My name is Varrick Suezaki and I am currently a junior at the Illinois Institute of Technology majoring in applied physics specializing in aerospace engineering. I grew up on the Big Island but graduated from maryknoll in 2014. My main interests involve AMO (atomic, molecular, optics) physics and hope to eventually attend graduate school and continue doing research or go into the private sector. Right now my research currently involves improving code for MICE (muon ionization cooling experiment).
Home Island: Big Island
Institution when accepted: Illinois Institute of Technology
Akamai Project: Transforming PANOPTES Accelerometer Output Data into Celestial Coordinates
Project Site: W.M. Keck Observatory
Mentor: Josh Walawender

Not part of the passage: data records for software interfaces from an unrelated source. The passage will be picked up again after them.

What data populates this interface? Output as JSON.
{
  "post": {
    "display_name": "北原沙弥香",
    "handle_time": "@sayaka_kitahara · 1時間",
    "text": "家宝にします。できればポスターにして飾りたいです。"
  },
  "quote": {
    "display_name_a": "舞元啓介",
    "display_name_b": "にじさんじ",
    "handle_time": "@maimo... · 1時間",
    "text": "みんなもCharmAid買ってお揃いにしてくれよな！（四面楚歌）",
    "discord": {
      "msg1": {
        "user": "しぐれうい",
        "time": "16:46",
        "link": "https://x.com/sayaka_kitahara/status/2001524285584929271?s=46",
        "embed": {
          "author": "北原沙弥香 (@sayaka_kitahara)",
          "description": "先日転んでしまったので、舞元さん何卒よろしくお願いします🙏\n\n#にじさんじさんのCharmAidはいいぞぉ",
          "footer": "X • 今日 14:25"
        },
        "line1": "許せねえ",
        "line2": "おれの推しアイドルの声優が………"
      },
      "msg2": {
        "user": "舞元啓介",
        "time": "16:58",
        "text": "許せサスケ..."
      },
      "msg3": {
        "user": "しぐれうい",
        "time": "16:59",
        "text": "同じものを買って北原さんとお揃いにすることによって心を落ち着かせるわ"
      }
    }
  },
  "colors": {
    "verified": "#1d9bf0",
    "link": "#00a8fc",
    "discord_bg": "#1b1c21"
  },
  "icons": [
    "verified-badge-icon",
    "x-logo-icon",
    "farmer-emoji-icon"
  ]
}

The discovery and research of exoplanets is not only important, but exciting because it gives us more information about how life started on earth and can reveal planets that support life. One method of detecting exoplanets is known as the transit method. By measuring how much and how often a star dims, the planet size and distance from the star can be determined. Project PANOPTES (Panoptic Astronomical Networked Observatories for a Public Transiting Exoplanets Survey) aims to distribute PANOPTES units (low cost observatories that can be built by the general public) and create a global network of small, autonomous observatories that cumulatively cover a larger portion of the sky. Currently an accelerometer within a PANOPTES unit is being used to keep track of the unit’s position. However, the coordinates of stars and other celestial objects are referenced in celestial coordinates. Celestial coordinates can be described by declination and hour angle which are analogous to latitude and longitude on the “celestial sphere.” In order for PANOPTES units to operate in an autonomous manner, the accelerometer is used to independently determine the mount position. The output data from the accelerometer must be converted from Cartesian coordinates to celestial coordinates. In this project, rotation matrices were used to derive an equation for declination and hour angle in terms of the accelerometer’s Cartesian x, y, z output and the geographical latitude of the telescope. Using the programming language Python, the resulting equations were utilized to determine the declination and hour angle values of the PANOPTES unit’s position from the accelerometer readings. We compare accelerometer derived values to measured declination and hour angle values recorded by a calibrated PANOPTES unit and examined both systematic sources of error (such as hardware limitations in the accelerometer position readings) and statistical uncertainty (from the intrinsic measurement uncertainty in the accelerometer).